The Florida Highway Patrol eventually responded, and Appellant was arrested and charged with DUI and Driving While License Suspended or Revoked.† Appellant filed a motion to suppress on December 11, 2009, arguing that Deputy Odom made an improper extra-jurisdiction stop.† On February 9, 2010, a hearing was held on the motion.† Two days later, the trial court denied Appellantís motion to suppress in a written order.† In the February 11, 2009 order, the trial court found that the deputy ďproperly stopped defendantís vehicle,Ē citing Roberts v. DHSMV, 976 So. 2d 1241 (Fla. 2d DCA 2008) and State v. Furr, 723 So. 2d 842 (Fla. 1st DCA 1998).† On April 20, 2010, Appellant entered a no contest plea but reserved the right to appeal the denial of her motion to suppress.† Appellant filed a timely notice of appeal on April 23, 2010. †

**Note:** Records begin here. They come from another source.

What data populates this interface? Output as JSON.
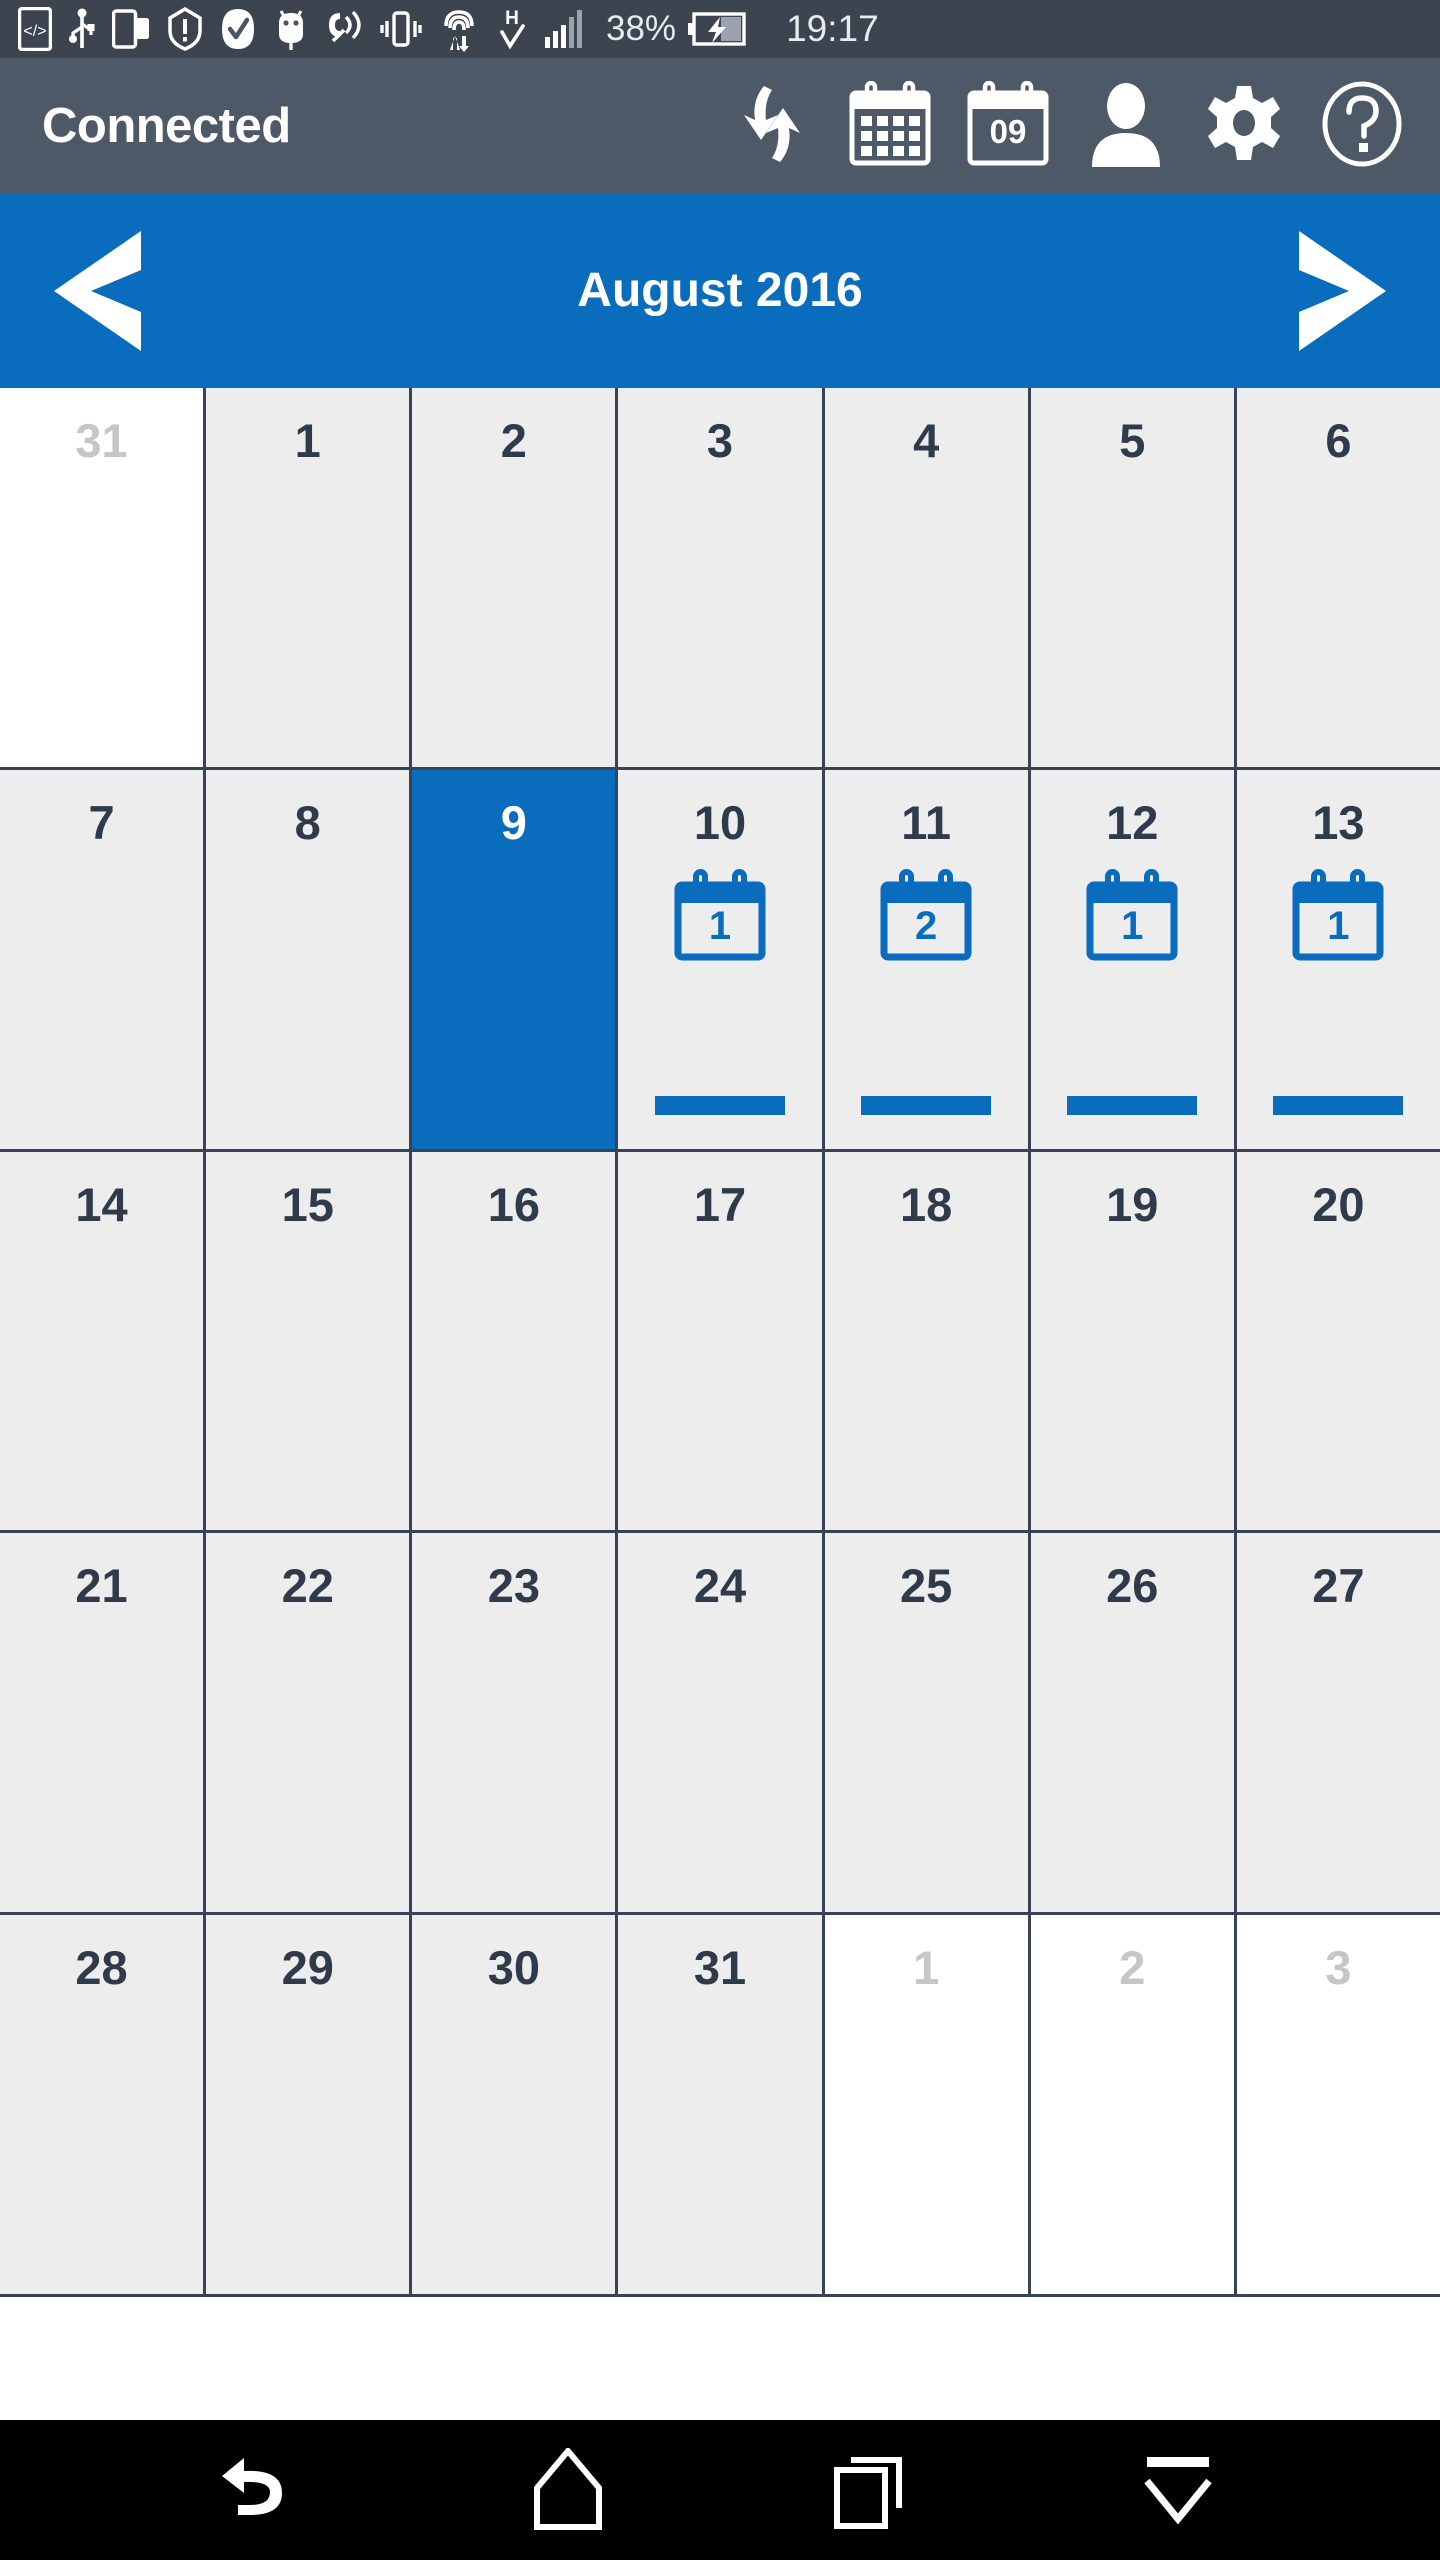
{
  "status_bar": {
    "battery_percent": "38%",
    "time": "19:17",
    "icons": [
      "developer-mode-icon",
      "usb-debugging-icon",
      "screen-cast-icon",
      "warning-shield-icon",
      "check-circle-icon",
      "android-bug-icon",
      "vibrate-ring-icon",
      "vibrate-icon",
      "data-transfer-icon",
      "hspa-network-icon",
      "signal-bars-icon",
      "battery-charging-icon"
    ]
  },
  "header": {
    "title": "Connected",
    "actions": [
      {
        "name": "sync-icon",
        "label": "Sync"
      },
      {
        "name": "calendar-month-icon",
        "label": "Month view"
      },
      {
        "name": "calendar-day-icon",
        "label": "Day view",
        "day_number": "09"
      },
      {
        "name": "person-icon",
        "label": "Profile"
      },
      {
        "name": "gear-icon",
        "label": "Settings"
      },
      {
        "name": "help-icon",
        "label": "Help"
      }
    ]
  },
  "month_nav": {
    "prev_label": "<",
    "next_label": ">",
    "month_title": "August 2016"
  },
  "calendar": {
    "weeks": [
      [
        {
          "day": "31",
          "other_month": true,
          "selected": false,
          "events": null
        },
        {
          "day": "1",
          "other_month": false,
          "selected": false,
          "events": null
        },
        {
          "day": "2",
          "other_month": false,
          "selected": false,
          "events": null
        },
        {
          "day": "3",
          "other_month": false,
          "selected": false,
          "events": null
        },
        {
          "day": "4",
          "other_month": false,
          "selected": false,
          "events": null
        },
        {
          "day": "5",
          "other_month": false,
          "selected": false,
          "events": null
        },
        {
          "day": "6",
          "other_month": false,
          "selected": false,
          "events": null
        }
      ],
      [
        {
          "day": "7",
          "other_month": false,
          "selected": false,
          "events": null
        },
        {
          "day": "8",
          "other_month": false,
          "selected": false,
          "events": null
        },
        {
          "day": "9",
          "other_month": false,
          "selected": true,
          "events": null
        },
        {
          "day": "10",
          "other_month": false,
          "selected": false,
          "events": "1"
        },
        {
          "day": "11",
          "other_month": false,
          "selected": false,
          "events": "2"
        },
        {
          "day": "12",
          "other_month": false,
          "selected": false,
          "events": "1"
        },
        {
          "day": "13",
          "other_month": false,
          "selected": false,
          "events": "1"
        }
      ],
      [
        {
          "day": "14",
          "other_month": false,
          "selected": false,
          "events": null
        },
        {
          "day": "15",
          "other_month": false,
          "selected": false,
          "events": null
        },
        {
          "day": "16",
          "other_month": false,
          "selected": false,
          "events": null
        },
        {
          "day": "17",
          "other_month": false,
          "selected": false,
          "events": null
        },
        {
          "day": "18",
          "other_month": false,
          "selected": false,
          "events": null
        },
        {
          "day": "19",
          "other_month": false,
          "selected": false,
          "events": null
        },
        {
          "day": "20",
          "other_month": false,
          "selected": false,
          "events": null
        }
      ],
      [
        {
          "day": "21",
          "other_month": false,
          "selected": false,
          "events": null
        },
        {
          "day": "22",
          "other_month": false,
          "selected": false,
          "events": null
        },
        {
          "day": "23",
          "other_month": false,
          "selected": false,
          "events": null
        },
        {
          "day": "24",
          "other_month": false,
          "selected": false,
          "events": null
        },
        {
          "day": "25",
          "other_month": false,
          "selected": false,
          "events": null
        },
        {
          "day": "26",
          "other_month": false,
          "selected": false,
          "events": null
        },
        {
          "day": "27",
          "other_month": false,
          "selected": false,
          "events": null
        }
      ],
      [
        {
          "day": "28",
          "other_month": false,
          "selected": false,
          "events": null
        },
        {
          "day": "29",
          "other_month": false,
          "selected": false,
          "events": null
        },
        {
          "day": "30",
          "other_month": false,
          "selected": false,
          "events": null
        },
        {
          "day": "31",
          "other_month": false,
          "selected": false,
          "events": null
        },
        {
          "day": "1",
          "other_month": true,
          "selected": false,
          "events": null
        },
        {
          "day": "2",
          "other_month": true,
          "selected": false,
          "events": null
        },
        {
          "day": "3",
          "other_month": true,
          "selected": false,
          "events": null
        }
      ]
    ]
  },
  "nav_bar": {
    "buttons": [
      {
        "name": "back-icon",
        "label": "Back"
      },
      {
        "name": "home-icon",
        "label": "Home"
      },
      {
        "name": "recents-icon",
        "label": "Recent apps"
      },
      {
        "name": "hide-keyboard-icon",
        "label": "Hide"
      }
    ]
  },
  "colors": {
    "accent_blue": "#0a6cbd",
    "header_gray": "#4e5967",
    "status_gray": "#3c4450",
    "cell_gray": "#ededed",
    "grid_line": "#3a4354",
    "text_dark": "#2f3a4a",
    "text_muted": "#c6c6c6"
  }
}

LAW AND ANALYSIS
††††††††† A trial court's ruling on a motion to suppress presents a mixed question of law and fact.† Butler v. State, 706 So. 2d 100 (Fla. 1st DCA 1998).† Deference is given to the trial court's factual findings if they are supported by competent and substantial evidence.† Cillo v. State, 849 So. 2d 353, 354 (Fla. 2d DCA 2003).† The trial courtís ruling is presumptively correct and will be upheld if supported by the record.† Cuervo v. State, 967 So. 2d 155, 160 (Fla. 2007); State v. Shuttleworth, 927 So. 2d 975, 978 (Fla. 2d DCA 2006).† However, the trial court's application of the law to the facts is reviewed under the de novo standard.† Williams v. State, 769 So. 2d 404, 406 (Fla. 2d DCA 2000).
††††††††† Police officers outside their jurisdiction can make an arrest as private citizens where a private citizen could lawfully make an arrest.† Collins v. State, 143 So. 2d 700 (Fla. 2d DCA 1962); Roberts v. Dep't of Highway Safety & Motor Vehicles, 976 So. 2d 1241 (Fla. 2d DCA 2008).† The applicable standard of an extra-jurisdictional police arrest is the same as that applied to a citizenís arrest.† State v. Sobrino, 587 So. 2d 1347 (Fla. 3d DCA 1991).† Citizens have a right to arrest a person who commits a misdemeanor in their presence when it amounts to a breach of the peace.† Clinton v. State, 421 So. 2d 186, 188 (Fla. 2d DCA 1982).† And driving while under the influence is considered a breach of the peace that would authorize a citizen or an officer outside his jurisdiction to make a citizenís arrest.† State v. Furr, 723 So. 2d 842, 844-45 (Fla. 1st DCA 1998); Edwards v. State, 462 So. 2d 581, 582 (Fla. 4th DCA 1985).† Such an arrest does not become improper or run afoul of the color of law doctrine merely because an officer outside his jurisdiction drives a marked police vehicle, activates his lights or sirens, wears his uniform, or uses other accoutrements of his police office.† State v. Furr, 723 So. 2d 842 (Fla. 1st DCA 1998); Phoenix v. State, 455 So. 2d 1024, 1025 (Fla. 1984).† Thus, Deputy Odom validly made a citizenís arrest of Appellant who was driving while intoxicated even though he was in uniform, driving a marked police vehicle, and otherwise using his police equipment.
††††††††† Appellantís argument that reversal is warranted has no merit.† Deputy Odomís extra-jurisdictional detention of Appellant was valid as a citizenís arrest.† The trial court properly denied Appellantís motion to suppress.† It is therefore, †
††††††††† ORDERED AND ADJUDGED that the trial courtís order denying Appellantís motion to suppress is hereby AFFIRMED.
DONE AND ORDERED in Chambers, at New Port Richey, Pasco County, Florida this 7th day of October 2011.
Original order entered on October 7, 2011 by Circuit Judges Stanley R. Mills, W. Lowell Bray, Jr., and Daniel D. Diskey.
Kenneth V. Compton, A.S.A.
R. Scott Andringa, Esq.